### Exercise inputs
◆ ◆ ◆ ◆ ◆ ◆ ◆
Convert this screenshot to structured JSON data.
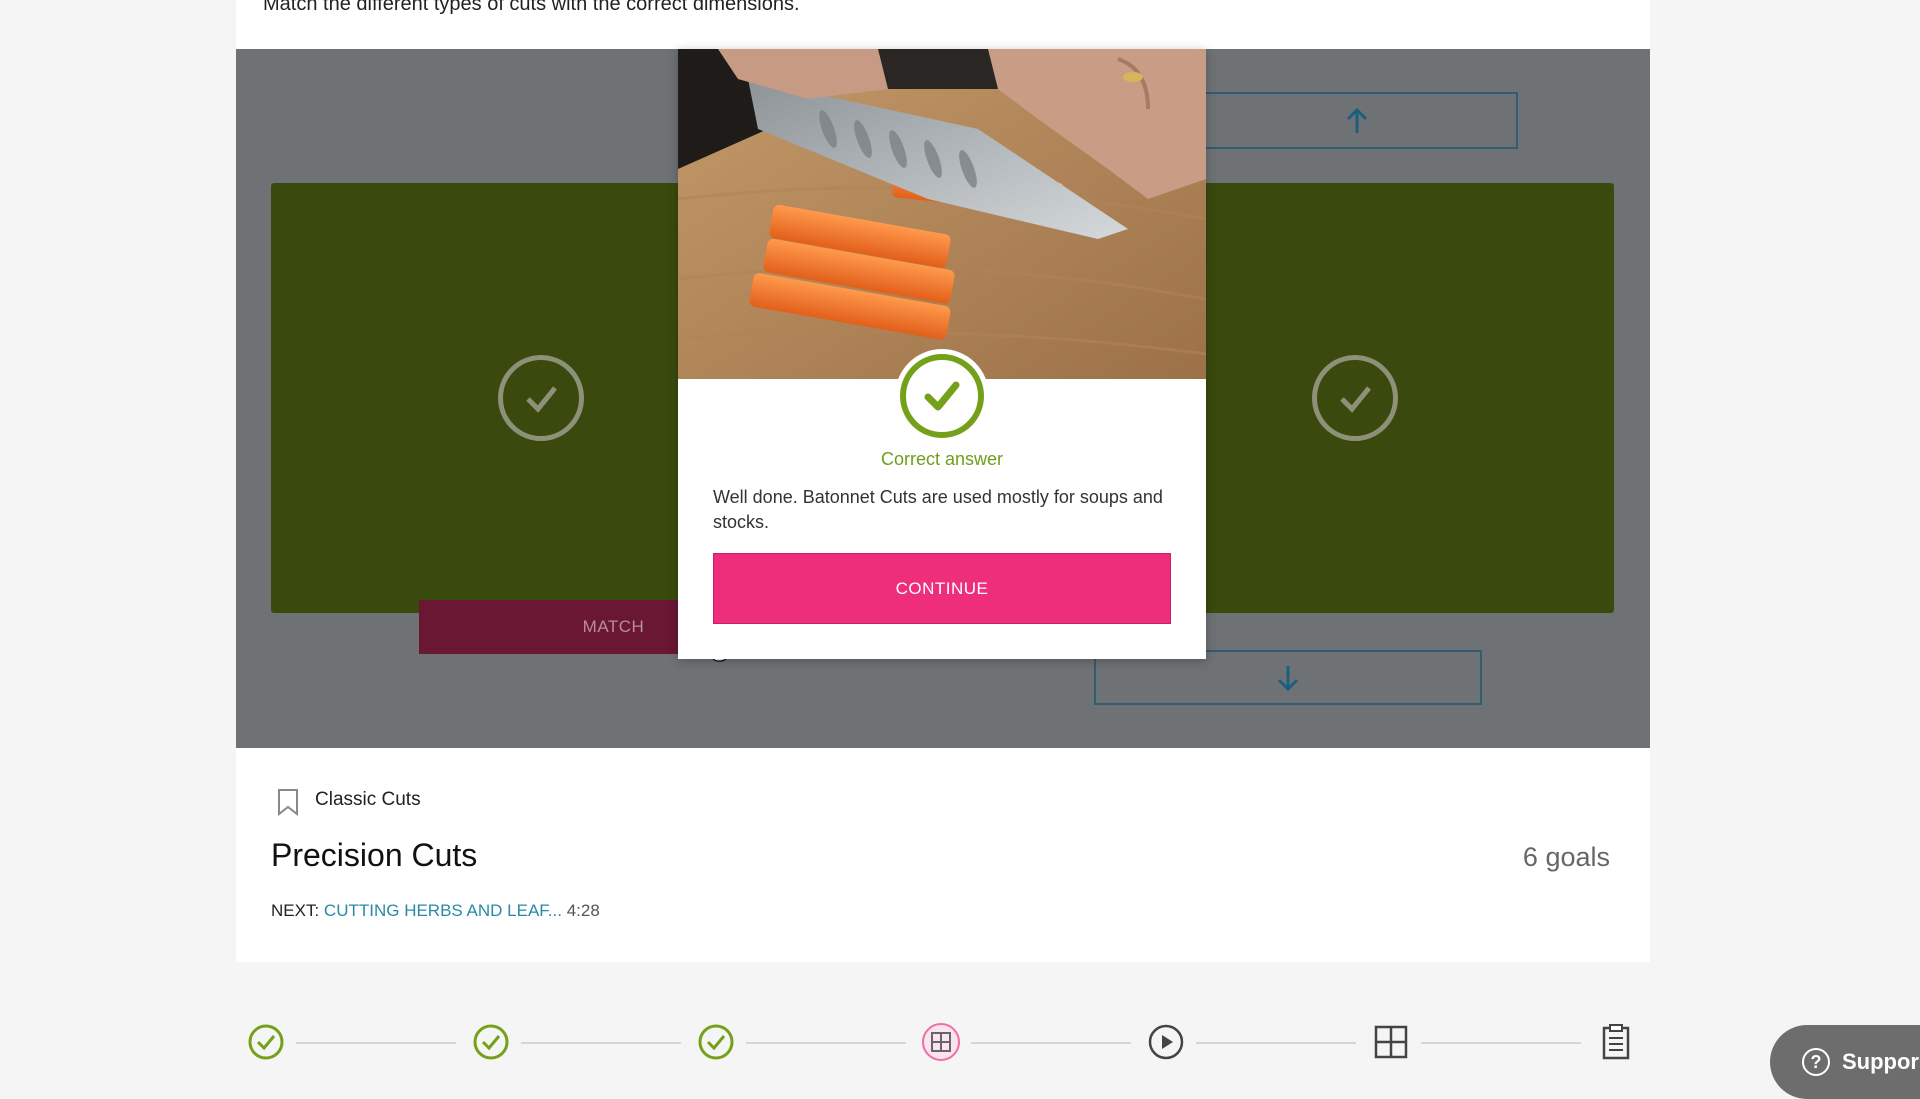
{
  "instructions": "Match the different types of cuts with the correct dimensions.",
  "activity": {
    "match_label": "MATCH"
  },
  "modal": {
    "status_label": "Correct answer",
    "feedback": "Well done. Batonnet Cuts are used mostly for soups and stocks.",
    "continue_label": "CONTINUE"
  },
  "lesson": {
    "category": "Classic Cuts",
    "title": "Precision Cuts",
    "goals": "6 goals",
    "next_prefix": "NEXT:",
    "next_link": "CUTTING HERBS AND LEAF...",
    "next_duration": "4:28"
  },
  "progress_steps": [
    {
      "icon": "check-circle-icon",
      "state": "completed"
    },
    {
      "icon": "check-circle-icon",
      "state": "completed"
    },
    {
      "icon": "check-circle-icon",
      "state": "completed"
    },
    {
      "icon": "activity-icon",
      "state": "current"
    },
    {
      "icon": "play-circle-icon",
      "state": "upcoming"
    },
    {
      "icon": "activity-icon",
      "state": "upcoming"
    },
    {
      "icon": "clipboard-icon",
      "state": "upcoming"
    }
  ],
  "support": {
    "label": "Suppor"
  },
  "colors": {
    "accent_pink": "#ee2d7b",
    "success_green": "#75a11a",
    "link_teal": "#2a8aa6",
    "panel_green": "#3a4a0e"
  }
}
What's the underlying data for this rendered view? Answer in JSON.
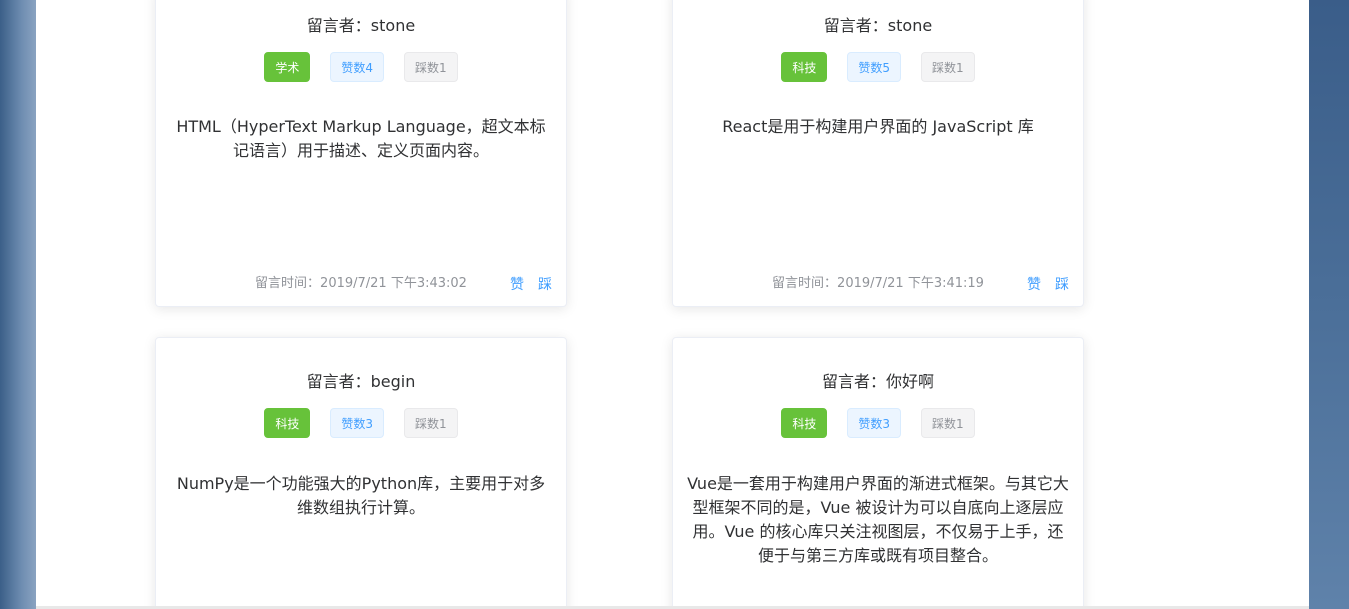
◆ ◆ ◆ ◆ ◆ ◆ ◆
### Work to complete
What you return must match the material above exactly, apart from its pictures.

### Task output
Convert this screenshot to structured JSON data.
{
  "instructions": "Match the different types of cuts with the correct dimensions.",
  "activity": {
    "match_label": "MATCH"
  },
  "modal": {
    "status_label": "Correct answer",
    "feedback": "Well done. Batonnet Cuts are used mostly for soups and stocks.",
    "continue_label": "CONTINUE"
  },
  "lesson": {
    "category": "Classic Cuts",
    "title": "Precision Cuts",
    "goals": "6 goals",
    "next_prefix": "NEXT:",
    "next_link": "CUTTING HERBS AND LEAF...",
    "next_duration": "4:28"
  },
  "progress_steps": [
    {
      "icon": "check-circle-icon",
      "state": "completed"
    },
    {
      "icon": "check-circle-icon",
      "state": "completed"
    },
    {
      "icon": "check-circle-icon",
      "state": "completed"
    },
    {
      "icon": "activity-icon",
      "state": "current"
    },
    {
      "icon": "play-circle-icon",
      "state": "upcoming"
    },
    {
      "icon": "activity-icon",
      "state": "upcoming"
    },
    {
      "icon": "clipboard-icon",
      "state": "upcoming"
    }
  ],
  "support": {
    "label": "Suppor"
  },
  "colors": {
    "accent_pink": "#ee2d7b",
    "success_green": "#75a11a",
    "link_teal": "#2a8aa6",
    "panel_green": "#3a4a0e"
  }
}
What's the underlying data for this rendered view? Answer in JSON.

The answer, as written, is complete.